A foggy view of the trades store at the Fort St. James National Historic Site.

A foggy view of the trades store at the Fort St. James National Historic Site.

The spirit of Fort St. James

As we approach Halloween, an alternative idea of a spirit of a place may come to mind.

Typically, when people speak of the spirit of Fort St. James, they tend to be referring to the generosity, sense of community and general kindness of the place.

However, as we approach Halloween, an alternative idea of a spirit of a place may come to mind.

Originally, All Hallows’ Evening (now contracted to Halloween) was the precursor to All Hallows Day or All Saints Day.

While the night has shifted over time and become more about dressing up and getting candy, it also still has a connection to spirits.

Well, given the age of Fort St. James, which was traditional Nak’azdli territory long before it became Fort St. James, there are bound to be some spirits of note in the area.

Of course, there is the fairly well known spirit story of Chief Kweh (or Kwah) himself.

Buried overlooking the start of the Stuart River, Kweh is said to watch over the salmon and is referred to as the “dreamer of the salmon.”

A rattle which hung from his grave was said to shake each year when the salmon were running. “And in this way Chief Kweh was believed to continue to provide for his people,” according to the information at the historic site’s visitor centre.

But there is at least one other story of a spirit in the Fort.

An interpreter at the historic site, Nicole Robert, had a strange experience which she has never forgotten.

The first year she began working at the park, Robert was in the trade store one day, and it was getting close to lunch time.

It was pouring rain, and Robert did not want to leave her post or get wet, and so she was calling towards the officer’s dwelling house to find out what was for lunch, as the interpreters would make a collective lunch.

A woman appeared in the doorway of the officer’s dwelling wearing a black and white polka dot skirt and top.
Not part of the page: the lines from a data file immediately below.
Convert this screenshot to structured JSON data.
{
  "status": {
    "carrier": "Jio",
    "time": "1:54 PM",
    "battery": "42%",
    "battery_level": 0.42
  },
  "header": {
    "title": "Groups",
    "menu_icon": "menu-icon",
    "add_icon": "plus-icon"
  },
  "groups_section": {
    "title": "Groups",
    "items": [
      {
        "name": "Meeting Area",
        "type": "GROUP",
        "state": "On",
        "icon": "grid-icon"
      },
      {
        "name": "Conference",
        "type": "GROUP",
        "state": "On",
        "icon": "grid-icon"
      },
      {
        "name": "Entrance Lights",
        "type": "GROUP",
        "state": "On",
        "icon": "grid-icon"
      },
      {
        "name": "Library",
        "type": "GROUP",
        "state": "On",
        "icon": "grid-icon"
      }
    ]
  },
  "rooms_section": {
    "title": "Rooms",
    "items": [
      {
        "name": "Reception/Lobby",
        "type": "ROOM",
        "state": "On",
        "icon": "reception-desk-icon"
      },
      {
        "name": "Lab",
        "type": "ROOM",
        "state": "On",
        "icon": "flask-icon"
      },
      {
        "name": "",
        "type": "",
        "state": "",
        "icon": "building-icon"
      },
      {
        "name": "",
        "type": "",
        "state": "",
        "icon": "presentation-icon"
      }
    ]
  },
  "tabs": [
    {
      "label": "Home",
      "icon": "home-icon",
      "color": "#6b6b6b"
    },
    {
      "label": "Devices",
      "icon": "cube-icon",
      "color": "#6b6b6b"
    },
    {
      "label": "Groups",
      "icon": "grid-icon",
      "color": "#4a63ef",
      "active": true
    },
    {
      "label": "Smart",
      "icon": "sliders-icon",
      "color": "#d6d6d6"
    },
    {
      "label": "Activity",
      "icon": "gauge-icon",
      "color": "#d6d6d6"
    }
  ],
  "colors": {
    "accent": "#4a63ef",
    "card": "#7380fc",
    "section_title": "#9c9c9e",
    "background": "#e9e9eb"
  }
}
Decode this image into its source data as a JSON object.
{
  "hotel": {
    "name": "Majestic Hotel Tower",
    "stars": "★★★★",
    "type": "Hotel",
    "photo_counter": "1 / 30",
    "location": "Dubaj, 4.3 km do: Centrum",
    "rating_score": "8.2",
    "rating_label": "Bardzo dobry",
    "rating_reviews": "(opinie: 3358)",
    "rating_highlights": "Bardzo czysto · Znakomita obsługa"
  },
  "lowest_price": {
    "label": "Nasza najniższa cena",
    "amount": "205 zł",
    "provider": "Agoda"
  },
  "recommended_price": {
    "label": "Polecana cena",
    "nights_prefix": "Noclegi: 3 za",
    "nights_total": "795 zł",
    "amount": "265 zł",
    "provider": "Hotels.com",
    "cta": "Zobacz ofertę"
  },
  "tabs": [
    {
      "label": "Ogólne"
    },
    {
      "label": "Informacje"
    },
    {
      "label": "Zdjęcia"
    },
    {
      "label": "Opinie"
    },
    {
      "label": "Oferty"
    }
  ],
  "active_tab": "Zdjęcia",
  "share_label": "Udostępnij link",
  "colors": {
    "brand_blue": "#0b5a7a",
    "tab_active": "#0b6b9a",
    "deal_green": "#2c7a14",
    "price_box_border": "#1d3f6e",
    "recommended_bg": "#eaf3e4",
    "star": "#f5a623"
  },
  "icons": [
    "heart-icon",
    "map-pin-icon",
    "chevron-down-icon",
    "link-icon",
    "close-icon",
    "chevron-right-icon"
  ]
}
She was a native woman and Robert said she could see her lips moving, but couldn’t hear any words and the woman was holding her hands open.

When the rain eased up, Robert walked towards the building, and the woman faded back into the dark of the building.

She assumed the woman was a new hire and asked after her when she arrived for lunch. The other interpreter informed Robert no one else was there.

A medium visiting the site went through the house another time and reported seeing a woman of the same description as Robert.

Robert has not seen the woman again, but she said she has had other experiences at the historic site, catching glimpses in her peripheral vision of people or movement and shadows.

She has also smelled a strong puff of tobacco smoke inside the store on occasion, and said visitors have confirmed to her they smelled it as well.

There is no smoking allowed on the site, however, and no one around was smoking.

“It would be very strong, like somebody just lit it,” she said.

The experiences do not worry Robert, however, as she has never felt anything unfriendly from her visitors.

“I feel that they’re okay,” she said. She does, however, always say “good morning” to whoever may be inside when she goes into the building.

Happy Halloween and may the spirits of Fort St. James be with you.

Fort St. James National Historic Site